The records below need to be restated word for word.

========================================================================

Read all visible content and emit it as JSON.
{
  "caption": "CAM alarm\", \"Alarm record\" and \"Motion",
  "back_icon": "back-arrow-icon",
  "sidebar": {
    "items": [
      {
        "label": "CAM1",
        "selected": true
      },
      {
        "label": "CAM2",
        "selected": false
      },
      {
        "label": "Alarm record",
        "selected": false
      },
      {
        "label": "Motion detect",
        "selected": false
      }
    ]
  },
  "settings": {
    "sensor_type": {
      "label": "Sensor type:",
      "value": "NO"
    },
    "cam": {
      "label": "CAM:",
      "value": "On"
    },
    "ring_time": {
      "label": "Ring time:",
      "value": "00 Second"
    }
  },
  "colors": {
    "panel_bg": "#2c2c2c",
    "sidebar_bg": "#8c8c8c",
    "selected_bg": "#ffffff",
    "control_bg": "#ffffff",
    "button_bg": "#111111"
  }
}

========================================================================

**Answer box:**
Read all visible content and emit it as JSON.
{
  "caption": "CAM alarm\", \"Alarm record\" and \"Motion",
  "back_icon": "back-arrow-icon",
  "sidebar": {
    "items": [
      {
        "label": "CAM1",
        "selected": true
      },
      {
        "label": "CAM2",
        "selected": false
      },
      {
        "label": "Alarm record",
        "selected": false
      },
      {
        "label": "Motion detect",
        "selected": false
      }
    ]
  },
  "settings": {
    "sensor_type": {
      "label": "Sensor type:",
      "value": "NO"
    },
    "cam": {
      "label": "CAM:",
      "value": "On"
    },
    "ring_time": {
      "label": "Ring time:",
      "value": "00 Second"
    }
  },
  "colors": {
    "panel_bg": "#2c2c2c",
    "sidebar_bg": "#8c8c8c",
    "selected_bg": "#ffffff",
    "control_bg": "#ffffff",
    "button_bg": "#111111"
  }
}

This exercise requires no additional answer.